───── Supplied data ─────

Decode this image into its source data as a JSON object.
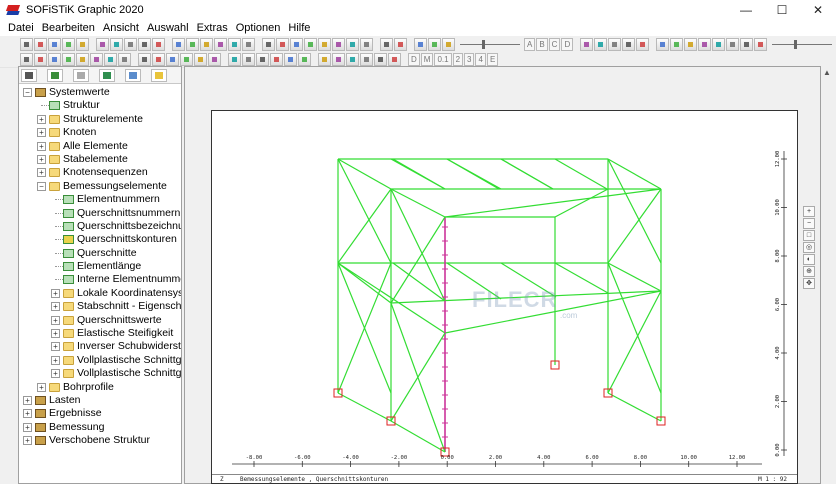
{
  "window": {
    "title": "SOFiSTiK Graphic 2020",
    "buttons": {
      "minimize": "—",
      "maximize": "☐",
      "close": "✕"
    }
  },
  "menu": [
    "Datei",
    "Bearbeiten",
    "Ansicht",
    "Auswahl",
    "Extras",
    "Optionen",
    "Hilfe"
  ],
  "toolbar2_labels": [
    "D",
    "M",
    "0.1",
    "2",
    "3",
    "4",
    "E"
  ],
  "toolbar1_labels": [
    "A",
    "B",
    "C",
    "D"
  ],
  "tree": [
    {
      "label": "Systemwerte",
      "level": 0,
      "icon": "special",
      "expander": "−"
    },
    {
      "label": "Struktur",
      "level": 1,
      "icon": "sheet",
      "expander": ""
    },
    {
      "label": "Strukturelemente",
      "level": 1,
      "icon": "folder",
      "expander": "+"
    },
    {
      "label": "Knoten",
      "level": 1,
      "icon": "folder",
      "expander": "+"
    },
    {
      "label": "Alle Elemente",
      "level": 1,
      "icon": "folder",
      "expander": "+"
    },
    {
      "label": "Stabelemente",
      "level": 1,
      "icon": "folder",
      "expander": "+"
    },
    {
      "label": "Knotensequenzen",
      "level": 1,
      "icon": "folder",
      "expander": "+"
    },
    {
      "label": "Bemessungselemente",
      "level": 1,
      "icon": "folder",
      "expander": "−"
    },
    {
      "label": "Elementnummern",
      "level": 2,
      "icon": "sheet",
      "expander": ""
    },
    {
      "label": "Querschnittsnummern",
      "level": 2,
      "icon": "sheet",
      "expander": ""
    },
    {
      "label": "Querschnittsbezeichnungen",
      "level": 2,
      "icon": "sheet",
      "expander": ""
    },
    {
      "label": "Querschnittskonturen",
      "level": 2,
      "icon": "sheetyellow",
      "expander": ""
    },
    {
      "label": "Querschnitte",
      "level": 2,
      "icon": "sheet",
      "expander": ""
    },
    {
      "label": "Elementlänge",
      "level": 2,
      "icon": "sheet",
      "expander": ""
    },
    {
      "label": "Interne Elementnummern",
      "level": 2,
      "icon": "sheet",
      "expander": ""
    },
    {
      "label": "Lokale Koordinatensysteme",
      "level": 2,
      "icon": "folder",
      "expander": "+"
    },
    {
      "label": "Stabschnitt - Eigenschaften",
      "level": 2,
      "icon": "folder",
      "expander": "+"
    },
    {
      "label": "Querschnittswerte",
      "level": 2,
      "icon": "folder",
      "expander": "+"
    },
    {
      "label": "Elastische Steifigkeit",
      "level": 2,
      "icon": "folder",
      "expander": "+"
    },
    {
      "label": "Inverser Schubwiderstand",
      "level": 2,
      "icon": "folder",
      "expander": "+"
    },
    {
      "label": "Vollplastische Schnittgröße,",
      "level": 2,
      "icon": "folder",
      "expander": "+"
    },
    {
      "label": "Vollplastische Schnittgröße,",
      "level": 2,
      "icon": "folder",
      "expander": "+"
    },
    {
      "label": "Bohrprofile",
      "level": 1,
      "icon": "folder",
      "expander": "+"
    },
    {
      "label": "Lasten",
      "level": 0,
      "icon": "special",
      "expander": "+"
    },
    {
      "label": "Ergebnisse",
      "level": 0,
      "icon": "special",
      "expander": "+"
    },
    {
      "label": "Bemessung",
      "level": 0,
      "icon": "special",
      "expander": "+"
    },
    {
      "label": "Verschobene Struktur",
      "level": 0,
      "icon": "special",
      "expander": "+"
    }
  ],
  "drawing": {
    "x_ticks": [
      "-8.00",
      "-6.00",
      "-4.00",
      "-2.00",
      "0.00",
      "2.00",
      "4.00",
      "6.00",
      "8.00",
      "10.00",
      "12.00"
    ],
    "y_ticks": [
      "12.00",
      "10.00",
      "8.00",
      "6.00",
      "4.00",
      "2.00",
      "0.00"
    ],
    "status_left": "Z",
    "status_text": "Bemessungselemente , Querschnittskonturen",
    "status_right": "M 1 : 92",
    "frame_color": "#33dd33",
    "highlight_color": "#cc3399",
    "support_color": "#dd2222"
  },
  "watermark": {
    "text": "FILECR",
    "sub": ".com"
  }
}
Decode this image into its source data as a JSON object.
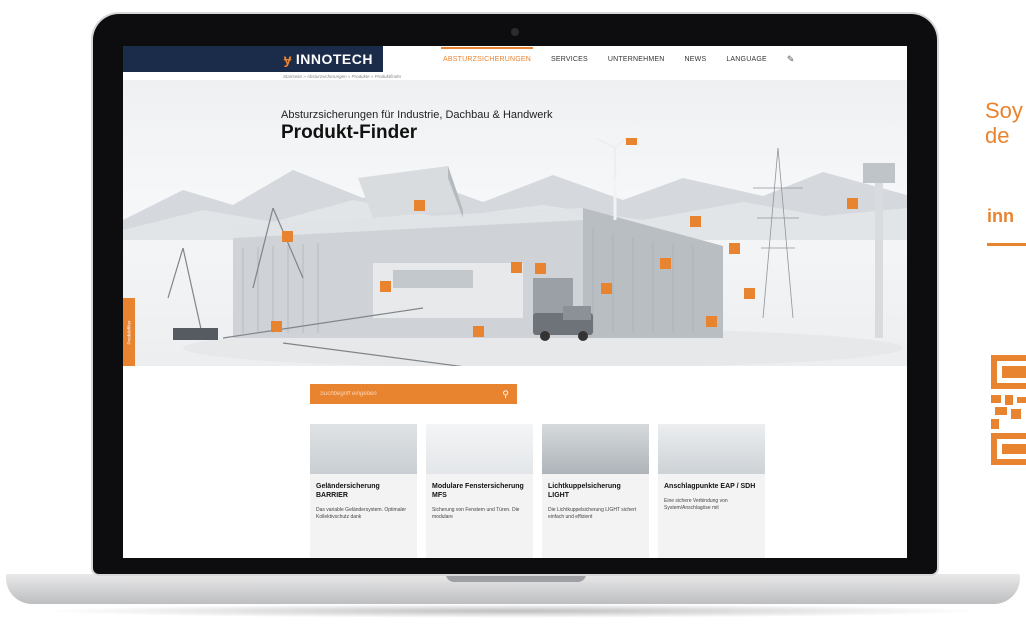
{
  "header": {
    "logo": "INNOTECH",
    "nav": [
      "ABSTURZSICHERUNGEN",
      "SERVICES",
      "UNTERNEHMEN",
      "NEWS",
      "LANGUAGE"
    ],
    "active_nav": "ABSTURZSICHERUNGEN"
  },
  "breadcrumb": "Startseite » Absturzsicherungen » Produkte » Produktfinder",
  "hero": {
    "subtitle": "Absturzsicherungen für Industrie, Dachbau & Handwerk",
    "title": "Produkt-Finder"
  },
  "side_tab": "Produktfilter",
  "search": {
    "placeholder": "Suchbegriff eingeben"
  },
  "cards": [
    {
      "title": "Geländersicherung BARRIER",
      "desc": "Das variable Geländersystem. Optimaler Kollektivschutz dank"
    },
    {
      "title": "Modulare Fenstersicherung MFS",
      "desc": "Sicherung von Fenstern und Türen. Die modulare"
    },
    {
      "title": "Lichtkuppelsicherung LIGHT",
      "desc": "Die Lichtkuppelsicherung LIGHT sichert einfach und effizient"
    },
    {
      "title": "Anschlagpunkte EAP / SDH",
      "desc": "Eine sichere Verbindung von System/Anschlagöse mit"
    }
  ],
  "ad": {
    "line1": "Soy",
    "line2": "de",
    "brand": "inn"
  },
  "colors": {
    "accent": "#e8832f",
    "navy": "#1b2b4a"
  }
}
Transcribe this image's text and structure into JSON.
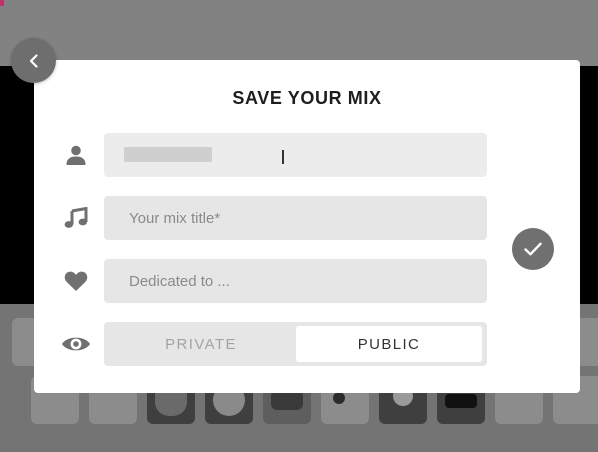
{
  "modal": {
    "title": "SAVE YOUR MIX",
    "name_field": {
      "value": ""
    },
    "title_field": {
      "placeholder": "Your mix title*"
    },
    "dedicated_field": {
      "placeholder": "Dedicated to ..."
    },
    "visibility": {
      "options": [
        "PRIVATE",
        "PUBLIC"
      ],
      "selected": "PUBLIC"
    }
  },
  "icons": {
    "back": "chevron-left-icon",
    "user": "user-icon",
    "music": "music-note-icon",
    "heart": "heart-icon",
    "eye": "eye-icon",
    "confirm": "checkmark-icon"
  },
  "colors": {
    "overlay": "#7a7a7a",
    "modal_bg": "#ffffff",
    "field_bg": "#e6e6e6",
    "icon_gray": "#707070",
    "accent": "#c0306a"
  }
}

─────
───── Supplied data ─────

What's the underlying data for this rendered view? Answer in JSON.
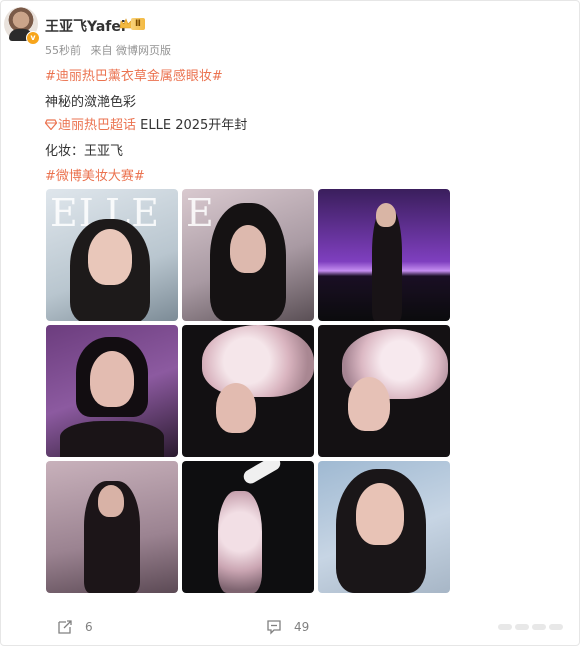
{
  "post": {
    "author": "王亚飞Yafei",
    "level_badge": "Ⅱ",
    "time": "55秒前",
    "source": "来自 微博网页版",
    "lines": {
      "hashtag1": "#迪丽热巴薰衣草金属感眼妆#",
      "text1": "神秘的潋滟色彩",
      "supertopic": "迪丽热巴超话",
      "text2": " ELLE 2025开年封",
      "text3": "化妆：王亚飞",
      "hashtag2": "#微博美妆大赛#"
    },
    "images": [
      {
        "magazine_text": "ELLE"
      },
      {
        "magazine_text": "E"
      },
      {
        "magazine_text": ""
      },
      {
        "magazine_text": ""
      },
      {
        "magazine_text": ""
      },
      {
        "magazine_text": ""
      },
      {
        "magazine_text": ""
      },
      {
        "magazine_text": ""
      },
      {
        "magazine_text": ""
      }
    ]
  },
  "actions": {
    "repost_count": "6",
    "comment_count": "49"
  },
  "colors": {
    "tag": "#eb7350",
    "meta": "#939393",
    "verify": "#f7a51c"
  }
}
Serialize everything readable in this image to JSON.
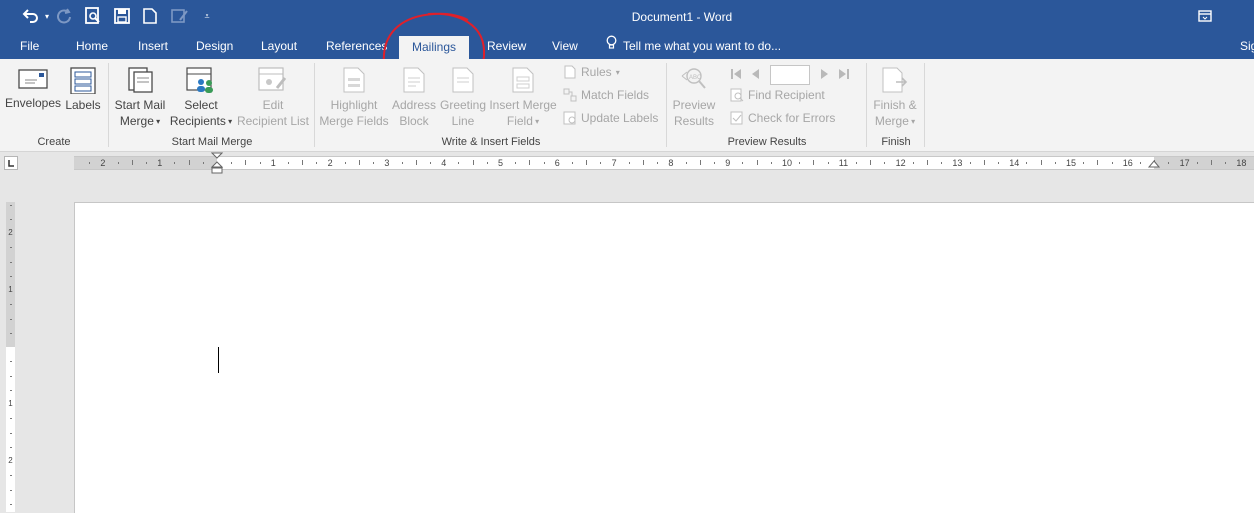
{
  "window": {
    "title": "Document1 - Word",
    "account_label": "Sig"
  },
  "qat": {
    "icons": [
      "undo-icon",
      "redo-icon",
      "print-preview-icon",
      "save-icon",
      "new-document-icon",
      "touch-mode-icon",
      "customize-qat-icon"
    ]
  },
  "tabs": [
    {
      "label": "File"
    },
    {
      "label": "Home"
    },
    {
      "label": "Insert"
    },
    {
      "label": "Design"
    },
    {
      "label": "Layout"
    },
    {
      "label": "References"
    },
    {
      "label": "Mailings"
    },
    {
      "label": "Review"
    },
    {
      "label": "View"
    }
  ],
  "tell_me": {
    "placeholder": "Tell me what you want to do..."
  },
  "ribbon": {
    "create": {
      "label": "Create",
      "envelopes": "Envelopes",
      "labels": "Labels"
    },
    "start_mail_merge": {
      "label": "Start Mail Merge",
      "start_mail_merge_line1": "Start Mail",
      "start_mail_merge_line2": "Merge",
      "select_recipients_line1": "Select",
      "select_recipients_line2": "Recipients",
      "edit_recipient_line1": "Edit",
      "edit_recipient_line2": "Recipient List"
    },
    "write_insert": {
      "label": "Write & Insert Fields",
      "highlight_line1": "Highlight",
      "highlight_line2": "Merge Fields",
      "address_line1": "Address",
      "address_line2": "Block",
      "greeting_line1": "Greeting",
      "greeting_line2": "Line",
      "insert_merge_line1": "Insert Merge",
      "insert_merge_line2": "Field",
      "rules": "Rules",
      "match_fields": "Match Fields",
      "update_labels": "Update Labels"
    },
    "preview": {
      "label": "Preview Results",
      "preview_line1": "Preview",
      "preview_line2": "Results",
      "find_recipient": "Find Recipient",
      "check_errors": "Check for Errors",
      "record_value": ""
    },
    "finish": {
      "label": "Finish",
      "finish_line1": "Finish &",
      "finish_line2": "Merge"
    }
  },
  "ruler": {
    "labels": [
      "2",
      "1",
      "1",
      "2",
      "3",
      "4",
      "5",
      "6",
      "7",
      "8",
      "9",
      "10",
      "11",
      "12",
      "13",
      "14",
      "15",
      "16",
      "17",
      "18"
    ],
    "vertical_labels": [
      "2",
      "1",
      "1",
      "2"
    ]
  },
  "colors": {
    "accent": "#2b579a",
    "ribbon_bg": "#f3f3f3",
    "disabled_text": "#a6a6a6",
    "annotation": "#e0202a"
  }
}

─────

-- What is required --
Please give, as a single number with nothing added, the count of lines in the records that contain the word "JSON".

-- Response to this exercise --
5